EXERCISE DETAILS: In the entries below, find each line where the word "title" appears and give only the total count of such lines.

==== SUPPLIED MATERIAL ====

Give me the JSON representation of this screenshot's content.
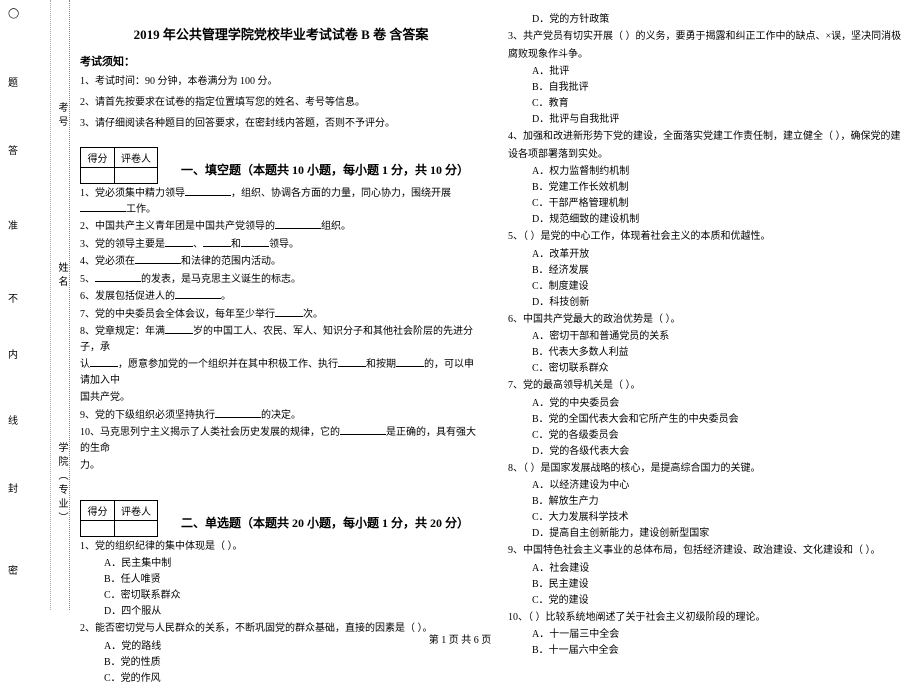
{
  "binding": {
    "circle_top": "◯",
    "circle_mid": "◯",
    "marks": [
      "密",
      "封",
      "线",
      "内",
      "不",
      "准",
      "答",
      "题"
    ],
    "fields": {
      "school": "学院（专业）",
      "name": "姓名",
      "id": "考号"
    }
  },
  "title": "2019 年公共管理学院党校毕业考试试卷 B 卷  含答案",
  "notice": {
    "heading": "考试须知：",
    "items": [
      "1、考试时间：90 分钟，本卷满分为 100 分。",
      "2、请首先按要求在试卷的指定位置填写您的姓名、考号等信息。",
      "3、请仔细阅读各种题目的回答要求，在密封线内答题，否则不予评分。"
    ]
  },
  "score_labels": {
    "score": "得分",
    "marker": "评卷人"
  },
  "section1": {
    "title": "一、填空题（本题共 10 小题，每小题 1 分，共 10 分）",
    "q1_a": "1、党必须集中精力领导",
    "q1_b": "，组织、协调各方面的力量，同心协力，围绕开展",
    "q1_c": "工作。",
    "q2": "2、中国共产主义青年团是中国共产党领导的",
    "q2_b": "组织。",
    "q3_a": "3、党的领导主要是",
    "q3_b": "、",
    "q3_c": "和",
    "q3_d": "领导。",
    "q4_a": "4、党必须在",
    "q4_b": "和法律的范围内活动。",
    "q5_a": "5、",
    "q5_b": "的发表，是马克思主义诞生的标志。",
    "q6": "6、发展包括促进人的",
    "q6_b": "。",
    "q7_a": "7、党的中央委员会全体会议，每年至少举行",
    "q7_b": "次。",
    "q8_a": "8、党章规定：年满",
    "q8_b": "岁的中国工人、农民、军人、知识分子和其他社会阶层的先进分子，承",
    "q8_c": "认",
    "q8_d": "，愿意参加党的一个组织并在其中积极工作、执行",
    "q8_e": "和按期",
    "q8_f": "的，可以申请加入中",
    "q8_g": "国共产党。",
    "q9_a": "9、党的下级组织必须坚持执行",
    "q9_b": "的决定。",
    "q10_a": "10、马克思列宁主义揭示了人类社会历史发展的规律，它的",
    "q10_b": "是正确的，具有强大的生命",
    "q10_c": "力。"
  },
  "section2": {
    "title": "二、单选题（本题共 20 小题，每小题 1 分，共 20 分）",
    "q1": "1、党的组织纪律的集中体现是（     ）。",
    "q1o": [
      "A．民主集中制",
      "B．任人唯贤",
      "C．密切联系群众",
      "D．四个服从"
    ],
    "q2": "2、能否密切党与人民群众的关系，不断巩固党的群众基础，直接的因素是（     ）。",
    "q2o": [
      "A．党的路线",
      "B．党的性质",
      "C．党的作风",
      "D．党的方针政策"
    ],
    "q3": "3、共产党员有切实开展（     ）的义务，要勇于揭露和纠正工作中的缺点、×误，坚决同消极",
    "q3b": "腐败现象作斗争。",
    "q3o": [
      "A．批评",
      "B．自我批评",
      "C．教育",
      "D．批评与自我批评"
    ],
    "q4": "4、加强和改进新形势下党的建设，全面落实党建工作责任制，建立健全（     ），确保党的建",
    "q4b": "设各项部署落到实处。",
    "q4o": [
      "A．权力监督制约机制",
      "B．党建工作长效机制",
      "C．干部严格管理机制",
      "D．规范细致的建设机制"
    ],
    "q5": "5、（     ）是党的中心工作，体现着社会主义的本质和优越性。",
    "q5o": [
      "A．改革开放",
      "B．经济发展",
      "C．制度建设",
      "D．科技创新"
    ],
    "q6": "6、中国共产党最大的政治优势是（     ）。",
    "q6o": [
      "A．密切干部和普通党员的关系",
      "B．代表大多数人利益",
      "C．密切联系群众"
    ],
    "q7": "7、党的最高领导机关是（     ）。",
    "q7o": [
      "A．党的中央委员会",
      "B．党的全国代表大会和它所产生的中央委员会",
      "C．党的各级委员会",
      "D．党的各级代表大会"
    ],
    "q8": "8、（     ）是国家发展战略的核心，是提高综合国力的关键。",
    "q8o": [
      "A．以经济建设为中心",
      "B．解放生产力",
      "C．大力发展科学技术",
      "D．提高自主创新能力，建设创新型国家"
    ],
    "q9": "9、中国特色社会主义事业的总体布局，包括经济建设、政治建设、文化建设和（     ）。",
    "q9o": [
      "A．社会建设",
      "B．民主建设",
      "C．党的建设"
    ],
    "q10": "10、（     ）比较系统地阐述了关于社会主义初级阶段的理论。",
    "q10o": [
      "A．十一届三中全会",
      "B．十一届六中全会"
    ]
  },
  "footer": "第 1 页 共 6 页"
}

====

ANSWER TO THIS EXERCISE: 3